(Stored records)
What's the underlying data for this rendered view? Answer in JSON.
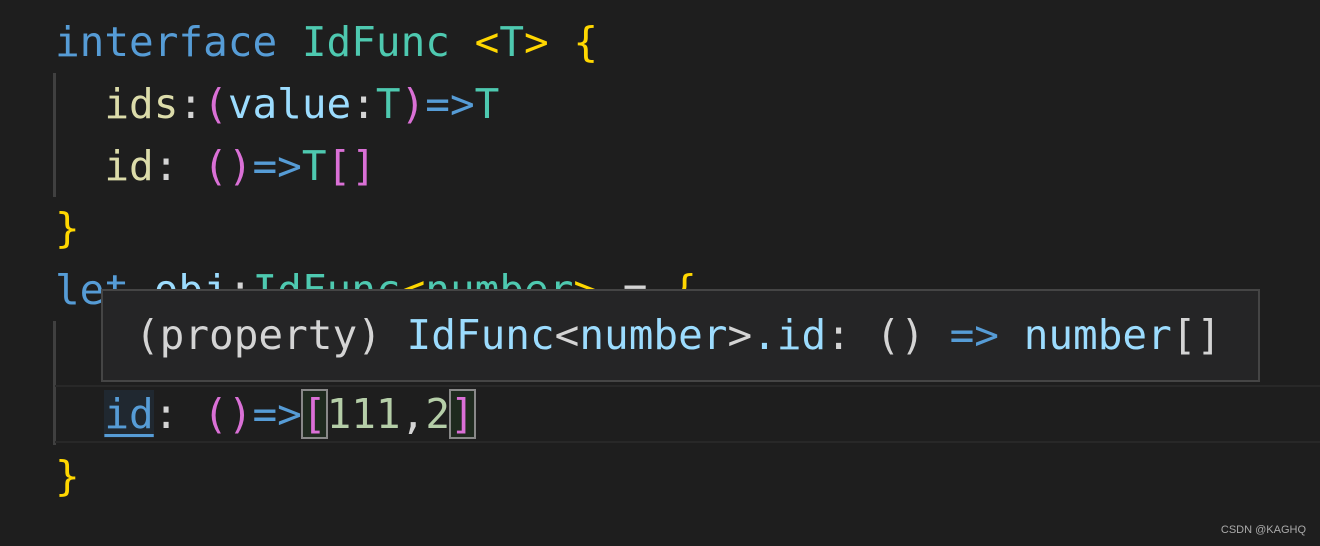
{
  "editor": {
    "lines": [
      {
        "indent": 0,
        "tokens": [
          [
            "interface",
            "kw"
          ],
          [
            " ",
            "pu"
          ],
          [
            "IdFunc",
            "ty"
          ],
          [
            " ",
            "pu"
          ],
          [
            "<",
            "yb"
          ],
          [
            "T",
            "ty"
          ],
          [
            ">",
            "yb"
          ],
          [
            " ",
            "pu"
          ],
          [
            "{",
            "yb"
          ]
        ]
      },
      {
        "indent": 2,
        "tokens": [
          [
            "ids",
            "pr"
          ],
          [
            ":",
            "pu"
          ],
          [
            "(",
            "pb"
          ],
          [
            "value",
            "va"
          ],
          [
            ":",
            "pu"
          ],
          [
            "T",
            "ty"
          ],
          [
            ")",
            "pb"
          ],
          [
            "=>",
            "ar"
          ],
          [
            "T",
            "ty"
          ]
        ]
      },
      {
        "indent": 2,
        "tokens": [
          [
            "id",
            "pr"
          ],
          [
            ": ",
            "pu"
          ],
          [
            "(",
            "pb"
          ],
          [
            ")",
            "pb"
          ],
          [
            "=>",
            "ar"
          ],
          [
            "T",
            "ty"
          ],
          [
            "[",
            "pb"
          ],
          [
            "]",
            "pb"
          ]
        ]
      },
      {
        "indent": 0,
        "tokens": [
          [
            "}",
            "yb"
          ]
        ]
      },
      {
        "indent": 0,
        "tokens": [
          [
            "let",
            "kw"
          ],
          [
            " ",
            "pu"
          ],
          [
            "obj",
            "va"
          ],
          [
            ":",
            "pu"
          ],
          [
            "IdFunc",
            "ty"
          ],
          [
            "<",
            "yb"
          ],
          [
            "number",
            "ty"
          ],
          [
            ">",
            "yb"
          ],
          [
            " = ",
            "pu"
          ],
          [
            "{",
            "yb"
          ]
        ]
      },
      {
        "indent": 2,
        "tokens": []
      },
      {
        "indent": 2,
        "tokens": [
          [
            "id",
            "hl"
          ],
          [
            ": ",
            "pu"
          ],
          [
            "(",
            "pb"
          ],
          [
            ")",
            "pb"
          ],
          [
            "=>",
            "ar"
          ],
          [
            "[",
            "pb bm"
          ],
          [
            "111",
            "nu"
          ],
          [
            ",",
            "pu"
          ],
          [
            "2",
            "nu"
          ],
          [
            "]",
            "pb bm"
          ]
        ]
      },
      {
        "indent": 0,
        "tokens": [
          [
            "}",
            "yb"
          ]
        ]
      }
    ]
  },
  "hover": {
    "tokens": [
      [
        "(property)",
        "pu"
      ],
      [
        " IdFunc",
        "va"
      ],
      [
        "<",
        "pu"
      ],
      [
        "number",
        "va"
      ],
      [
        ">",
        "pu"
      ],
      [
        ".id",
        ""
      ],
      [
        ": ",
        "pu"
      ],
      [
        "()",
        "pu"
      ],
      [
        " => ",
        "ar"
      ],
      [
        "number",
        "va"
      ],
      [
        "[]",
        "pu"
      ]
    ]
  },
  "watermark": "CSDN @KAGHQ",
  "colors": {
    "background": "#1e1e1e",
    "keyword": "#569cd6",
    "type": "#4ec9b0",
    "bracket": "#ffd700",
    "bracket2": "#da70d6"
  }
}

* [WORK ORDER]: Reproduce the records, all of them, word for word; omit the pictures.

* [EXPECTED OUTPUT]:
What's the underlying data for this rendered view? Answer in JSON.
{
  "editor": {
    "lines": [
      {
        "indent": 0,
        "tokens": [
          [
            "interface",
            "kw"
          ],
          [
            " ",
            "pu"
          ],
          [
            "IdFunc",
            "ty"
          ],
          [
            " ",
            "pu"
          ],
          [
            "<",
            "yb"
          ],
          [
            "T",
            "ty"
          ],
          [
            ">",
            "yb"
          ],
          [
            " ",
            "pu"
          ],
          [
            "{",
            "yb"
          ]
        ]
      },
      {
        "indent": 2,
        "tokens": [
          [
            "ids",
            "pr"
          ],
          [
            ":",
            "pu"
          ],
          [
            "(",
            "pb"
          ],
          [
            "value",
            "va"
          ],
          [
            ":",
            "pu"
          ],
          [
            "T",
            "ty"
          ],
          [
            ")",
            "pb"
          ],
          [
            "=>",
            "ar"
          ],
          [
            "T",
            "ty"
          ]
        ]
      },
      {
        "indent": 2,
        "tokens": [
          [
            "id",
            "pr"
          ],
          [
            ": ",
            "pu"
          ],
          [
            "(",
            "pb"
          ],
          [
            ")",
            "pb"
          ],
          [
            "=>",
            "ar"
          ],
          [
            "T",
            "ty"
          ],
          [
            "[",
            "pb"
          ],
          [
            "]",
            "pb"
          ]
        ]
      },
      {
        "indent": 0,
        "tokens": [
          [
            "}",
            "yb"
          ]
        ]
      },
      {
        "indent": 0,
        "tokens": [
          [
            "let",
            "kw"
          ],
          [
            " ",
            "pu"
          ],
          [
            "obj",
            "va"
          ],
          [
            ":",
            "pu"
          ],
          [
            "IdFunc",
            "ty"
          ],
          [
            "<",
            "yb"
          ],
          [
            "number",
            "ty"
          ],
          [
            ">",
            "yb"
          ],
          [
            " = ",
            "pu"
          ],
          [
            "{",
            "yb"
          ]
        ]
      },
      {
        "indent": 2,
        "tokens": []
      },
      {
        "indent": 2,
        "tokens": [
          [
            "id",
            "hl"
          ],
          [
            ": ",
            "pu"
          ],
          [
            "(",
            "pb"
          ],
          [
            ")",
            "pb"
          ],
          [
            "=>",
            "ar"
          ],
          [
            "[",
            "pb bm"
          ],
          [
            "111",
            "nu"
          ],
          [
            ",",
            "pu"
          ],
          [
            "2",
            "nu"
          ],
          [
            "]",
            "pb bm"
          ]
        ]
      },
      {
        "indent": 0,
        "tokens": [
          [
            "}",
            "yb"
          ]
        ]
      }
    ]
  },
  "hover": {
    "tokens": [
      [
        "(property)",
        "pu"
      ],
      [
        " IdFunc",
        "va"
      ],
      [
        "<",
        "pu"
      ],
      [
        "number",
        "va"
      ],
      [
        ">",
        "pu"
      ],
      [
        ".id",
        ""
      ],
      [
        ": ",
        "pu"
      ],
      [
        "()",
        "pu"
      ],
      [
        " => ",
        "ar"
      ],
      [
        "number",
        "va"
      ],
      [
        "[]",
        "pu"
      ]
    ]
  },
  "watermark": "CSDN @KAGHQ",
  "colors": {
    "background": "#1e1e1e",
    "keyword": "#569cd6",
    "type": "#4ec9b0",
    "bracket": "#ffd700",
    "bracket2": "#da70d6"
  }
}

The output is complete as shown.